- WHAT TO DO
Copy the records below exactly.

"""

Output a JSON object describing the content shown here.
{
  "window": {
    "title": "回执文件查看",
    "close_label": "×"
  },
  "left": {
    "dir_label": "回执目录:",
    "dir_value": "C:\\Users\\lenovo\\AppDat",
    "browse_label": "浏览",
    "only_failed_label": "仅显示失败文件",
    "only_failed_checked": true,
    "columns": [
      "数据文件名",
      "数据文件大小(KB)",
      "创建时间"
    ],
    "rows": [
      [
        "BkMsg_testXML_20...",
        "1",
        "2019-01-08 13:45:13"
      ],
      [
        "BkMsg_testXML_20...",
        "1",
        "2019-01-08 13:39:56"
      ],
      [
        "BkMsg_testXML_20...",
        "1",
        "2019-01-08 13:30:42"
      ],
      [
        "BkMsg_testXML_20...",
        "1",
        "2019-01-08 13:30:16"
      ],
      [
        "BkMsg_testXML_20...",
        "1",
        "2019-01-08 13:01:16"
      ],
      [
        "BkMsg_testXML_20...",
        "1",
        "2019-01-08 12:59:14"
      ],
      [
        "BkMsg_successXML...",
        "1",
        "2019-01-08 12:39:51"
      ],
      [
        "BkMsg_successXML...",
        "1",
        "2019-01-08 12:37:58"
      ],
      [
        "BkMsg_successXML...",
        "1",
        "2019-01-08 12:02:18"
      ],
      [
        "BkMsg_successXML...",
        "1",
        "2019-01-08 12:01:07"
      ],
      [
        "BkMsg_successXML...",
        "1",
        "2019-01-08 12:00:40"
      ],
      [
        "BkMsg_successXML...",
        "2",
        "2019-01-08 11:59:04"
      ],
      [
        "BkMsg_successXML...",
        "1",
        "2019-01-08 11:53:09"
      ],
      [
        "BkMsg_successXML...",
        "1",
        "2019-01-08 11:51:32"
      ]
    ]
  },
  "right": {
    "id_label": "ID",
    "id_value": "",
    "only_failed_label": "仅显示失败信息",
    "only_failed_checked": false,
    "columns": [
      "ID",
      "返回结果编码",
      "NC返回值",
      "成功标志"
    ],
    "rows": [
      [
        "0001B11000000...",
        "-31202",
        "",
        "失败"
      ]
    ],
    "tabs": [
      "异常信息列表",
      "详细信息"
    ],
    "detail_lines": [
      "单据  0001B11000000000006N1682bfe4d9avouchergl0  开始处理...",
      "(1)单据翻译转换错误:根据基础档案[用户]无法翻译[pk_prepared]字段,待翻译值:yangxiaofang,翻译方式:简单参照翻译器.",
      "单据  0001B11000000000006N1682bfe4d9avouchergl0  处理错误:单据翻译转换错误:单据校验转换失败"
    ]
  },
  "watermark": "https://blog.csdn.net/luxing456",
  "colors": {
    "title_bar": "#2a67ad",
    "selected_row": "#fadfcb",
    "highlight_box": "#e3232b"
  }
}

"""

- ANSWER
Output a JSON object describing the content shown here.
{
  "window": {
    "title": "回执文件查看",
    "close_label": "×"
  },
  "left": {
    "dir_label": "回执目录:",
    "dir_value": "C:\\Users\\lenovo\\AppDat",
    "browse_label": "浏览",
    "only_failed_label": "仅显示失败文件",
    "only_failed_checked": true,
    "columns": [
      "数据文件名",
      "数据文件大小(KB)",
      "创建时间"
    ],
    "rows": [
      [
        "BkMsg_testXML_20...",
        "1",
        "2019-01-08 13:45:13"
      ],
      [
        "BkMsg_testXML_20...",
        "1",
        "2019-01-08 13:39:56"
      ],
      [
        "BkMsg_testXML_20...",
        "1",
        "2019-01-08 13:30:42"
      ],
      [
        "BkMsg_testXML_20...",
        "1",
        "2019-01-08 13:30:16"
      ],
      [
        "BkMsg_testXML_20...",
        "1",
        "2019-01-08 13:01:16"
      ],
      [
        "BkMsg_testXML_20...",
        "1",
        "2019-01-08 12:59:14"
      ],
      [
        "BkMsg_successXML...",
        "1",
        "2019-01-08 12:39:51"
      ],
      [
        "BkMsg_successXML...",
        "1",
        "2019-01-08 12:37:58"
      ],
      [
        "BkMsg_successXML...",
        "1",
        "2019-01-08 12:02:18"
      ],
      [
        "BkMsg_successXML...",
        "1",
        "2019-01-08 12:01:07"
      ],
      [
        "BkMsg_successXML...",
        "1",
        "2019-01-08 12:00:40"
      ],
      [
        "BkMsg_successXML...",
        "2",
        "2019-01-08 11:59:04"
      ],
      [
        "BkMsg_successXML...",
        "1",
        "2019-01-08 11:53:09"
      ],
      [
        "BkMsg_successXML...",
        "1",
        "2019-01-08 11:51:32"
      ]
    ]
  },
  "right": {
    "id_label": "ID",
    "id_value": "",
    "only_failed_label": "仅显示失败信息",
    "only_failed_checked": false,
    "columns": [
      "ID",
      "返回结果编码",
      "NC返回值",
      "成功标志"
    ],
    "rows": [
      [
        "0001B11000000...",
        "-31202",
        "",
        "失败"
      ]
    ],
    "tabs": [
      "异常信息列表",
      "详细信息"
    ],
    "detail_lines": [
      "单据  0001B11000000000006N1682bfe4d9avouchergl0  开始处理...",
      "(1)单据翻译转换错误:根据基础档案[用户]无法翻译[pk_prepared]字段,待翻译值:yangxiaofang,翻译方式:简单参照翻译器.",
      "单据  0001B11000000000006N1682bfe4d9avouchergl0  处理错误:单据翻译转换错误:单据校验转换失败"
    ]
  },
  "watermark": "https://blog.csdn.net/luxing456",
  "colors": {
    "title_bar": "#2a67ad",
    "selected_row": "#fadfcb",
    "highlight_box": "#e3232b"
  }
}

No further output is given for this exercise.